|Posted: 13 February 2021 at 3:39pm | IP Logged | 4
"Your claim to be musing philosophically is typical of the see-nothing do-nothing GOP which has let this monster drag our government to its knees."
Mark, I didn't make that claim. These are real procedural questions that I think are important to ask. I agree that the senate can decide whether it has the authority to conduct a trial, but I don't see a problem with pondering whether the decision they make is the correct one. Government should be questioned.
"I'm offended as an American by the idea anyone would suggest letting the man responsible for this rampage go unpunished."
I didn't suggest that. I questioned whether impeachment was the appropriate punishment as opposed to charging him with a crime.
I see that the senate has just acquitted Trump, so now the discussion will inevitably turn to whether that was the right thing to do.
Personally, I'm undecided. I recorded all of the hearings, but haven't had a chance to see them yet. I was able to catch a little bit of the opening statements from both sides at work, and based on those here are my initial impressions:
In order to convict Trump for inciting a resurrection I would want to see evidence that directly linked Trump's actions or words to the violence that occurred. Dems may have done that (I plan to watch the hearings this weekend to see for myself), but I think it was an uphill battle for them, because in the Jan 6 speech, Trump expressly stated that people should protest "peacefully" and I think there is some evidence that the riot was pre planned. For example, I saw video of people using ropes and grappling hooks to scale one of the walls at the capital. So I'd go into this leaning towards acquittal.
Since we've concluded that a president can be impeached for gross malfeasance, I'm surprised that this was the only article of impeachment presented by the trial managers.

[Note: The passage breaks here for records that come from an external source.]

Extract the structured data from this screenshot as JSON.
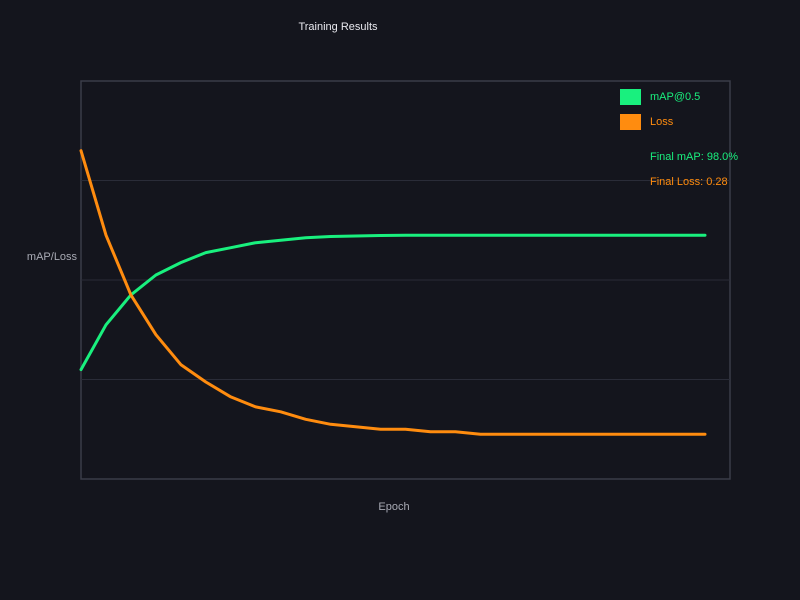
{
  "chart_data": {
    "type": "line",
    "title": "Training Results",
    "xlabel": "Epoch",
    "ylabel": "mAP/Loss",
    "grid": true,
    "legend_position": "top-right",
    "x": [
      0,
      1,
      2,
      3,
      4,
      5,
      6,
      7,
      8,
      9,
      10,
      11,
      12,
      13,
      14,
      15,
      16,
      17,
      18,
      19,
      20,
      21,
      22,
      23,
      24,
      25
    ],
    "xlim": [
      0,
      26
    ],
    "ylim": [
      0,
      1.6
    ],
    "series": [
      {
        "name": "mAP@0.5",
        "color": "#19f07e",
        "values": [
          0.44,
          0.62,
          0.74,
          0.82,
          0.87,
          0.91,
          0.93,
          0.95,
          0.96,
          0.97,
          0.975,
          0.977,
          0.979,
          0.98,
          0.98,
          0.98,
          0.98,
          0.98,
          0.98,
          0.98,
          0.98,
          0.98,
          0.98,
          0.98,
          0.98,
          0.98
        ]
      },
      {
        "name": "Loss",
        "color": "#ff8c0f",
        "values": [
          1.32,
          0.98,
          0.74,
          0.58,
          0.46,
          0.39,
          0.33,
          0.29,
          0.27,
          0.24,
          0.22,
          0.21,
          0.2,
          0.2,
          0.19,
          0.19,
          0.18,
          0.18,
          0.18,
          0.18,
          0.18,
          0.18,
          0.18,
          0.18,
          0.18,
          0.18
        ]
      }
    ],
    "annotations": [
      {
        "text": "Final mAP: 98.0%",
        "color": "#19f07e"
      },
      {
        "text": "Final Loss: 0.28",
        "color": "#ff8c0f"
      }
    ]
  },
  "colors": {
    "background": "#14151d",
    "plot_border": "#3a3c48",
    "grid": "#2a2c38",
    "text": "#e8e8ee",
    "muted_text": "#a8aab4"
  }
}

Trump undermined confidence in the election by repeating false statements about election fraud long after those statements were proven false. Furthermore, there are recorded phone calls to state election officials in some of the swing states where he tried to upend the results of the election, and in one case asked the secretary of state to "find votes."
I think there should have been an article of impeachment related to those acts, and if there had been, I would have been inclined to vote in favor of convicting him.
Edited by John Wickett on 13 February 2021 at 3:42pm